Shurley on Cotton: On the Ropes, But Trying to Hold On

Shurley on Cotton: On the Ropes, But Trying to Hold On

By Dr. Don Shurley



The past few weeks have not been kind to cotton.

Prices (December15 futures) have broken down through that important “trend of increasing support” line and have threatened to move lower. Some analysts believe we are headed to the upper 50s. But thus far, cotton has fallen mightily but trying is to hold on.

Today’s (August 12) USDA numbers may act like the referee stepping in to stop the damage just in time.

Cotton has been hit by a barrage of negative news lately, and one has to wonder how much longer prices can hang on. The January low close at 61.50 has been threatened. If prices can manage to stay above this January low, it will be a positive sign to say the least. Breaking through this “floor” could really get the bears roaring and send us even lower.

Today’s numbers don’t solve all of cotton’s ills, but they may keep the roaring bears at bay for now. The way this market has been going, we’ll take all the help we can get.

I have long said that one cure for falling prices is buying. It is thought that this move lower – now and if/when it happens again – may result in increased buying/exports. Perhaps that will provide the new support needed to keep prices from moving even lower and will eventually push prices a bit higher.

Prices will be driven by U.S. crop conditions and outlook, China and global economic concerns, and exports. The new USDA production and supply/demand numbers are a largely unexpected shock and should provide some boost and support for prices, even if it may be short-lived. December15 is up almost 300 points (almost three cents/lb) on the news.

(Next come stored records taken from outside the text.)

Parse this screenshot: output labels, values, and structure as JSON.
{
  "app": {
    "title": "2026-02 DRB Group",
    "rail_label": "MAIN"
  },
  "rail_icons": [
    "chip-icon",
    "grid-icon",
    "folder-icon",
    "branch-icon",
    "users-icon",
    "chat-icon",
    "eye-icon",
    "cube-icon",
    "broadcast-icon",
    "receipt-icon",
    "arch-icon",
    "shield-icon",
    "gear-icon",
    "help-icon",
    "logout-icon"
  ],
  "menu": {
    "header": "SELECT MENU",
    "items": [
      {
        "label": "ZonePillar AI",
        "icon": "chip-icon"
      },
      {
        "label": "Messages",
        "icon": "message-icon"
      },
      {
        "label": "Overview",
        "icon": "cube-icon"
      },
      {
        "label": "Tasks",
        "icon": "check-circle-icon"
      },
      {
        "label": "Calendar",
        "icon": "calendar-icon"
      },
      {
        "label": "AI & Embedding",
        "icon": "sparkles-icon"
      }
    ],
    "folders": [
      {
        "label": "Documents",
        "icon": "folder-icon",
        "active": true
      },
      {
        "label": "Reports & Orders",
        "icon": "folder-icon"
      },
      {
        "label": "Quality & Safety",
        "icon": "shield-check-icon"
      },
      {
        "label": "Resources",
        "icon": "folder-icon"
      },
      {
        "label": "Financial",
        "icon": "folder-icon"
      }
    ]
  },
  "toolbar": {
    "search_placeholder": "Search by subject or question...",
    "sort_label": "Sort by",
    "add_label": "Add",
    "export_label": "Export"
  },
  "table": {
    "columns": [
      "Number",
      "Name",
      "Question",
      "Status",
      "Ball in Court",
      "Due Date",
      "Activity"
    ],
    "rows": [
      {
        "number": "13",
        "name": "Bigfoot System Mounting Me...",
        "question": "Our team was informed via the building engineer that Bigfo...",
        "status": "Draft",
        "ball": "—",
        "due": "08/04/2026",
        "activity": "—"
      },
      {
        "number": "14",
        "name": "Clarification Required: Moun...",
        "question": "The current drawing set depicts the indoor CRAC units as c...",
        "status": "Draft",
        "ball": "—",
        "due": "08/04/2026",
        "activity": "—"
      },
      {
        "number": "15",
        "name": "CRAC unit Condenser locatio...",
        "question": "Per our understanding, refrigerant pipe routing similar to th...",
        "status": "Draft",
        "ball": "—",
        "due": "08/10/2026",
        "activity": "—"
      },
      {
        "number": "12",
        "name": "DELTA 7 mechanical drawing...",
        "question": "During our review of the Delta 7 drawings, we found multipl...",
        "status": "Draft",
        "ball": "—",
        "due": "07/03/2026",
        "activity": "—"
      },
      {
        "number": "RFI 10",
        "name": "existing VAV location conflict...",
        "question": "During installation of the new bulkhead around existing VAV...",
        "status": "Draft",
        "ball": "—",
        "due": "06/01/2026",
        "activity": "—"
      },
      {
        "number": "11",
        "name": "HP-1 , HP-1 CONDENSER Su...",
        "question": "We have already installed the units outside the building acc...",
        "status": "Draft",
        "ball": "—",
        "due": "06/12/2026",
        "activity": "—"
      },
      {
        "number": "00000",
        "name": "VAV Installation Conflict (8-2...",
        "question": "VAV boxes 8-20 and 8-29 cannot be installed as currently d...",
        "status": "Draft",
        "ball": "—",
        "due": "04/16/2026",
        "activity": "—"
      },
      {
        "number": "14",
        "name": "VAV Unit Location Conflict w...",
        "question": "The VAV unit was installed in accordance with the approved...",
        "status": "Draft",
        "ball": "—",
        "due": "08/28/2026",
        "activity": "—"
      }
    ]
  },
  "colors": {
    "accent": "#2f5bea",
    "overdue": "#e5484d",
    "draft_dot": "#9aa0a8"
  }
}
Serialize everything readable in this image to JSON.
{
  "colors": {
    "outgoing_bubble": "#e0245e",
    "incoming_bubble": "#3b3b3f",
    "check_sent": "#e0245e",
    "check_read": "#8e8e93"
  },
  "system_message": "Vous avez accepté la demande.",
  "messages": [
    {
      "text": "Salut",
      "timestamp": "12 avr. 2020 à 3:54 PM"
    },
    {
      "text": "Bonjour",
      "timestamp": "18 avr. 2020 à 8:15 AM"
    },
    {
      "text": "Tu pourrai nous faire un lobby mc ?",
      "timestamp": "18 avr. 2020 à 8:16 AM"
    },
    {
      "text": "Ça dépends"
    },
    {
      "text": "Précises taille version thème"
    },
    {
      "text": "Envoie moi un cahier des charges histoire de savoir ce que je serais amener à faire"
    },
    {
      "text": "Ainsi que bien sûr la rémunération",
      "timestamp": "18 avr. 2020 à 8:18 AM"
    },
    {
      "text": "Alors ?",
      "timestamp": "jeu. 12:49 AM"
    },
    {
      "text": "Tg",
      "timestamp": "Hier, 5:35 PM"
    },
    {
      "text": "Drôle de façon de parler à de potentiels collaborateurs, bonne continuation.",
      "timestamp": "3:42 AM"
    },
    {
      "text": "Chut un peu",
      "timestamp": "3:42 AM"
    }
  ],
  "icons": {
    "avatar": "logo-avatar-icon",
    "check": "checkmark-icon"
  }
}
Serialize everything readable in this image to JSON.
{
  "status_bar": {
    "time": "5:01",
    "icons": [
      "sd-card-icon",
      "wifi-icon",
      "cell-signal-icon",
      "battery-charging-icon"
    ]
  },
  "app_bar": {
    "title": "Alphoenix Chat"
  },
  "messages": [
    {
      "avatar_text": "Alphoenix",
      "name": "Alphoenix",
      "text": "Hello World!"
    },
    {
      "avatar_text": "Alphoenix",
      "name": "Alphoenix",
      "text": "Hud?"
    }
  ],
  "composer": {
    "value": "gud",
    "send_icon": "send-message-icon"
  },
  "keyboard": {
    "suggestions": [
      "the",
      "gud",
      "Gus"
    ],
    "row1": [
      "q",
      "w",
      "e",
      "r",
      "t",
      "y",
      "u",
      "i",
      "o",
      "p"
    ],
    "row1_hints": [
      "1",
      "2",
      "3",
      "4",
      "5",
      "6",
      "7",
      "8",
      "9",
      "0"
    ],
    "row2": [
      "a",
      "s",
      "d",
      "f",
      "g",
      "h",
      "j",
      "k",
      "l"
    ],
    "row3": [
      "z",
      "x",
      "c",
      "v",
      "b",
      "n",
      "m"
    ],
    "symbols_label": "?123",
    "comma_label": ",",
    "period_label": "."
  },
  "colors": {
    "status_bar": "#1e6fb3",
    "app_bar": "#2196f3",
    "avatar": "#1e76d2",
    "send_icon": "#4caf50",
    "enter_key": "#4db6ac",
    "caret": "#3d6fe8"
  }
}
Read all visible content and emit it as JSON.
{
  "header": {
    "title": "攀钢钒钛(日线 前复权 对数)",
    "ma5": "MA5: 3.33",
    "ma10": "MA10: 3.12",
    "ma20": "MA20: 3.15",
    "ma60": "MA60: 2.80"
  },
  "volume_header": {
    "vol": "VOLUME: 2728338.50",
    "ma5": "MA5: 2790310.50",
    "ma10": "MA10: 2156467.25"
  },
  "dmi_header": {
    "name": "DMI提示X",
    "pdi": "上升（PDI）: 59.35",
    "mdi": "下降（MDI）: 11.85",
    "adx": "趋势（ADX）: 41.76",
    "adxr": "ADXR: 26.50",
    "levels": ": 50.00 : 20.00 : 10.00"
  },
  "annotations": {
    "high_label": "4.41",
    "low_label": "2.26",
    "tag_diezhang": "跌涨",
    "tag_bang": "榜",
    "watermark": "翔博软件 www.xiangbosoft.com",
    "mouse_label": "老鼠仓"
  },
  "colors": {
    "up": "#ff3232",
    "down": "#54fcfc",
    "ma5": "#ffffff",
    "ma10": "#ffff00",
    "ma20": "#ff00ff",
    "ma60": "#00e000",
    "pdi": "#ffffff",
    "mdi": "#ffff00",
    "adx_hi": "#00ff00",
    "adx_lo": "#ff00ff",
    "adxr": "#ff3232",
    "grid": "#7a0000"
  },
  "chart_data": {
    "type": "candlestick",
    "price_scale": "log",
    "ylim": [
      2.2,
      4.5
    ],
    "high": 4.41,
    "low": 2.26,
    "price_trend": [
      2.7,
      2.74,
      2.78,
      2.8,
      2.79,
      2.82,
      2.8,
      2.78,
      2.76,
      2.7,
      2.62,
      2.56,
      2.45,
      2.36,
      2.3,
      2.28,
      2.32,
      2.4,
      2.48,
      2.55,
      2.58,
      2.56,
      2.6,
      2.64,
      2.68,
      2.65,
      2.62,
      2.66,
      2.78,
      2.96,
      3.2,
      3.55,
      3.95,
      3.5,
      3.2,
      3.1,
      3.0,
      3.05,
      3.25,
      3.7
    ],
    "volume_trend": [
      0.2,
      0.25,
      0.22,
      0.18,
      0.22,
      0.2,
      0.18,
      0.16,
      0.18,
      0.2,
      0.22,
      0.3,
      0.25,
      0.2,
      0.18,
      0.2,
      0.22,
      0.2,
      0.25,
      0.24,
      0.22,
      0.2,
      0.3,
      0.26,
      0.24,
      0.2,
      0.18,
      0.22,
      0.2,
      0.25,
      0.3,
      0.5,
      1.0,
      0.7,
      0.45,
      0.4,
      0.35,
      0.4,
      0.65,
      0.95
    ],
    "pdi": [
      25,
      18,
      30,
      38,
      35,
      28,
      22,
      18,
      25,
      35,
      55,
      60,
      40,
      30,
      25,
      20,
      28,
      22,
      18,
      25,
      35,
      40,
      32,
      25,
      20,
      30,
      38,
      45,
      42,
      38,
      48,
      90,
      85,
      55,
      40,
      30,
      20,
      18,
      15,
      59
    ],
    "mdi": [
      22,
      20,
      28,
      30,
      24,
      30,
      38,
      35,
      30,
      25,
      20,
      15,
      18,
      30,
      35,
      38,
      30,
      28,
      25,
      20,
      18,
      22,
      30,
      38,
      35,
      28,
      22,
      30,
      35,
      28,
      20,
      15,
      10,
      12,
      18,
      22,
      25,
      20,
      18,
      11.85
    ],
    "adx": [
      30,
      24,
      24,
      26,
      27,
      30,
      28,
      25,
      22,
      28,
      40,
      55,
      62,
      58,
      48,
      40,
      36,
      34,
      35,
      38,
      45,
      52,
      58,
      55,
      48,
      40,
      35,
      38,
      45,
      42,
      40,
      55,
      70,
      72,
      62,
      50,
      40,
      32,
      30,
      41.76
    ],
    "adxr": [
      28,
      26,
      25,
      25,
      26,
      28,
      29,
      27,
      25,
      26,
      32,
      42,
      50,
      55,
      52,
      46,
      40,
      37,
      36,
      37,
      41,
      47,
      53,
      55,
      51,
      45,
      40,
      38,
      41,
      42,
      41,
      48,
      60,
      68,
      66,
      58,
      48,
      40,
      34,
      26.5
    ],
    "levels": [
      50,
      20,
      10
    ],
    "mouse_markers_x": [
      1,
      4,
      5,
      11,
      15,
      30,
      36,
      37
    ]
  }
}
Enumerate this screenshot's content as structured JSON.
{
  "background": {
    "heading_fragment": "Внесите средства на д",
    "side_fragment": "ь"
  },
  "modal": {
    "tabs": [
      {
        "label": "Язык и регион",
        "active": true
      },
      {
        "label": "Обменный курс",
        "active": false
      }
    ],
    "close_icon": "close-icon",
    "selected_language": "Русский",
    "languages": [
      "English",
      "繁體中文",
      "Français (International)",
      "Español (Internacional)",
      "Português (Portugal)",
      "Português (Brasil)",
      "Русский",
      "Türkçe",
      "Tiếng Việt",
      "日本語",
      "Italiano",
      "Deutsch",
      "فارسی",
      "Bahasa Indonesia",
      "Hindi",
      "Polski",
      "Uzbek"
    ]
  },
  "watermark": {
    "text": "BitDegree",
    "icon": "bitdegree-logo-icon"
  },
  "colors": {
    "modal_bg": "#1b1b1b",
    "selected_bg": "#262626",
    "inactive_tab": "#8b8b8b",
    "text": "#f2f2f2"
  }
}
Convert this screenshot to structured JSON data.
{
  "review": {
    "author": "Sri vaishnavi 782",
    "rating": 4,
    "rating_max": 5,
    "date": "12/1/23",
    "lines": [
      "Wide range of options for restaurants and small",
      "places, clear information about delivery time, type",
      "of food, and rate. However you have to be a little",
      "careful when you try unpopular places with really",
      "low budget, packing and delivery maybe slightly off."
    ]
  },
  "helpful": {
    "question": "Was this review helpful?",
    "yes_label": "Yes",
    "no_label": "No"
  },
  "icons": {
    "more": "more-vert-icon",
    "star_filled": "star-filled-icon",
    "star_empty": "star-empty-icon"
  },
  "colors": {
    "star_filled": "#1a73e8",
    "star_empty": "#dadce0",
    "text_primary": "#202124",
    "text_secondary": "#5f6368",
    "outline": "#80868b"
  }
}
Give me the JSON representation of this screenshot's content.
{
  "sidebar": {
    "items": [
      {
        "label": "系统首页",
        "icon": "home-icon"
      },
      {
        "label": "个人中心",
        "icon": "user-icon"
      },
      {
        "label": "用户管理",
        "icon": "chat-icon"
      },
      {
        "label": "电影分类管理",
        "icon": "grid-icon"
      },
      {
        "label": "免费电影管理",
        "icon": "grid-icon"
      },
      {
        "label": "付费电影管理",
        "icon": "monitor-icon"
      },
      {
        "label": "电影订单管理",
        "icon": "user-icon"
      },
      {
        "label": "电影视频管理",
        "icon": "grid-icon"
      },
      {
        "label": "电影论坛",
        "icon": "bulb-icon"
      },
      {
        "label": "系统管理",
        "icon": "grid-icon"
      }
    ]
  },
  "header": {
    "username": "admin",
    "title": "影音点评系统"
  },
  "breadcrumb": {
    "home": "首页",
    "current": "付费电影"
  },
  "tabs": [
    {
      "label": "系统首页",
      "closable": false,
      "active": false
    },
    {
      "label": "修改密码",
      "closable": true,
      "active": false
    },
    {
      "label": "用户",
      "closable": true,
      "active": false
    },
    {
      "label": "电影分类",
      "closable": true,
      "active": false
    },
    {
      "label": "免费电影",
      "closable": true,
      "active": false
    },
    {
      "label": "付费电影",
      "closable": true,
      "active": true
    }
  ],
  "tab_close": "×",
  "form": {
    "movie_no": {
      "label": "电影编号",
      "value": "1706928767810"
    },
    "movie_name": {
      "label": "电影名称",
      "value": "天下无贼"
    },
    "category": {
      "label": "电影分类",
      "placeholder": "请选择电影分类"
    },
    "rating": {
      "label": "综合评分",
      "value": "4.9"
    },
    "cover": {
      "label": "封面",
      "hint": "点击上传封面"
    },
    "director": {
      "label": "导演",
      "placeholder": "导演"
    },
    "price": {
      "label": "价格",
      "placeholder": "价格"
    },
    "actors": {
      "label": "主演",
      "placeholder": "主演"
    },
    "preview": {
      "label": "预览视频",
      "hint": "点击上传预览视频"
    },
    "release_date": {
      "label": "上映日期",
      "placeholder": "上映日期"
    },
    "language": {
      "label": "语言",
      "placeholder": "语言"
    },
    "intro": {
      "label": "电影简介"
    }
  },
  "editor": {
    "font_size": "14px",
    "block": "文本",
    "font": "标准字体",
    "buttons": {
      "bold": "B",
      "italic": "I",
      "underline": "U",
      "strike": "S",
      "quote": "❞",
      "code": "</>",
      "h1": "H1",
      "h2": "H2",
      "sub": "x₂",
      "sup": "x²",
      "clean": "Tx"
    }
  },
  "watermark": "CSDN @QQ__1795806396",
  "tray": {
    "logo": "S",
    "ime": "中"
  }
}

USDA’s August estimates (also released August 12) are the first numbers for the new crop year based on an actual producer survey. The U.S. crop is now estimated at 13.08 million bales – down from the previous estimate of 14.5 million bales. Most expected the crop to be larger, not smaller, than 14.5 million.

U.S. acreage planted was reduced from 9.0 to 8.9 million acres and, more importantly, acres to be harvested was dropped 610,000 acres. Average yield is expected to be 795 lbs/acre – down from 819 lbs in the July estimate.

As expected, exports from the 2014 crop year were increased another 200,000 bales. There was a 100,000 bale reduction in the 2014 crop year beginning stocks and a 200,000 bales increase in the “unaccounted” number. So – in a bit of a surprise – U.S. beginning stocks on hand going in to this 2015 crop year were lowered a rather significant 500,000 bales.

This half-million bale decline, plus the reduced U.S. new crop estimate, cuts total available U.S. supply by almost two million bales.  But not all was good for prices, as expected exports for the 2015 crop year were lowered 800,000 bales. This reflects less available supply and concerns about China and their need for imports.

The U.S. average price of cotton for the 2015 crop was increased from 62 cents (a range of 54 to 70 cents) to 65 cents (a range of 58 to 72 cents).

The expected 2015 crops in both China and India were reduced. Total World production is now estimated at 109 million bales – down about 2.5 million bales from the July estimate. World usage is estimated at 114.65 million bales – up slightly from July, despite a half-million bale reduction in China’s expected use. World 2015-16 projected ending stocks were reduced three million bales, with China down a half-million bales from the July estimate.

There’s something inconsistent about the recent slide in prices and the increase in expected price range for this year’s crop. Today’s numbers, judging strictly by the market’s reaction, should provide some breathing room and a little relief from the bearish pressures. But there are still many unknowns and pitfalls. There are growing concerns about China’s economy, and, this week, the People’s Bank of China decided to devalue the Yuan.

For now, these numbers are like the referee stepping in and getting cotton off the ropes. But the fight continues. As we progress to harvest, prices will depend on any further revisions in the U.S. and foreign crops and the prospect for exports. Premiums for fiber quality are still expected to be good.


Shurley is Professor Emeritus of Cotton Economics, Department of Agricultural and Applied Economics, University of Georgia